WHAT IS NEEDED:
All lines in the records below that hold "title" are to be shown.

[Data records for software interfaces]
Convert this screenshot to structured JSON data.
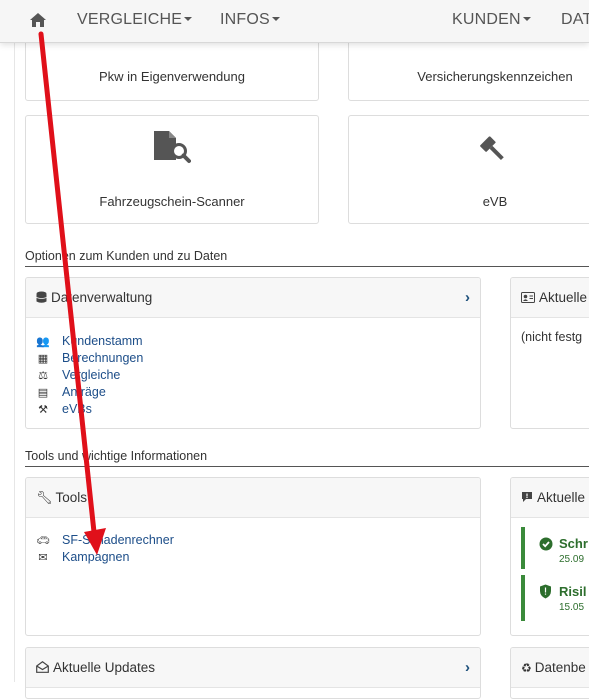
{
  "nav": {
    "home_icon": "home-icon",
    "vergleiche": "VERGLEICHE",
    "infos": "INFOS",
    "kunden": "KUNDEN",
    "dat": "DAT"
  },
  "tiles": {
    "pkw": "Pkw in Eigenverwendung",
    "kennzeichen": "Versicherungskennzeichen",
    "scanner": "Fahrzeugschein-Scanner",
    "evb": "eVB"
  },
  "sections": {
    "options": "Optionen zum Kunden und zu Daten",
    "tools": "Tools und wichtige Informationen"
  },
  "datenverwaltung": {
    "title": "Datenverwaltung",
    "items": [
      {
        "label": "Kundenstamm",
        "icon": "users-icon"
      },
      {
        "label": "Berechnungen",
        "icon": "calculator-icon"
      },
      {
        "label": "Vergleiche",
        "icon": "balance-icon"
      },
      {
        "label": "Anträge",
        "icon": "document-icon"
      },
      {
        "label": "eVBs",
        "icon": "gavel-icon"
      }
    ]
  },
  "aktueller": {
    "title": "Aktuelle",
    "body": "(nicht festg"
  },
  "tools": {
    "title": "Tools",
    "items": [
      {
        "label": "SF-Schadenrechner",
        "icon": "car-crash-icon"
      },
      {
        "label": "Kampagnen",
        "icon": "envelope-icon"
      }
    ]
  },
  "aktuelle2": {
    "title": "Aktuelle",
    "alerts": [
      {
        "title": "Schr",
        "date": "25.09"
      },
      {
        "title": "Risil",
        "date": "15.05"
      }
    ]
  },
  "updates": {
    "title": "Aktuelle Updates"
  },
  "datenbe": {
    "title": "Datenbe"
  },
  "colors": {
    "link": "#1d4e89",
    "accent_green": "#3a8a3a",
    "arrow": "#e0101a"
  }
}
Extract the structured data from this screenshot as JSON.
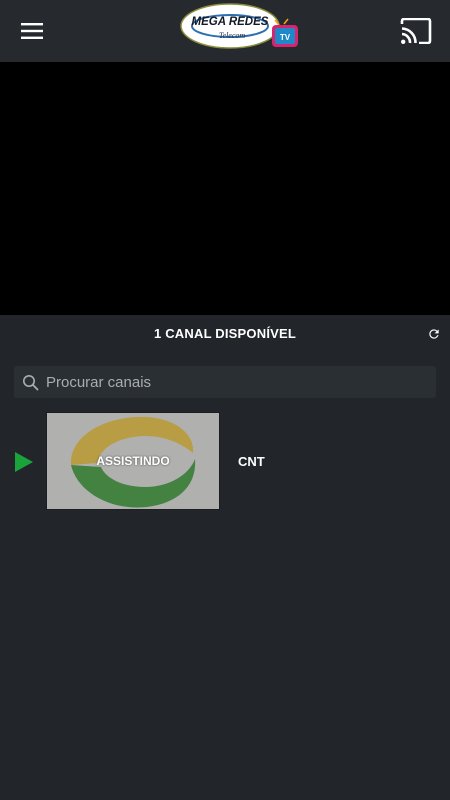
{
  "app": {
    "logo_text": "MEGA REDES",
    "logo_subtext": "Telecom",
    "logo_badge": "TV"
  },
  "header": {
    "menu_icon": "hamburger-menu-icon",
    "cast_icon": "cast-icon"
  },
  "channels": {
    "count_label": "1 CANAL DISPONÍVEL",
    "refresh_icon": "refresh-icon",
    "search": {
      "placeholder": "Procurar canais",
      "value": ""
    },
    "items": [
      {
        "name": "CNT",
        "status": "ASSISTINDO",
        "playing": true
      }
    ]
  },
  "colors": {
    "background": "#22262a",
    "topbar": "#262a2e",
    "player": "#000000",
    "accent_play": "#1aa33b",
    "text": "#ffffff",
    "placeholder": "#a9adb1"
  }
}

WRITTEN SOLUTION:
    "title": "Datenverwaltung",
    "title": "Aktuelle",
    "title": "Tools",
    "title": "Aktuelle",
        "title": "Schr",
        "title": "Risil",
    "title": "Aktuelle Updates"
    "title": "Datenbe"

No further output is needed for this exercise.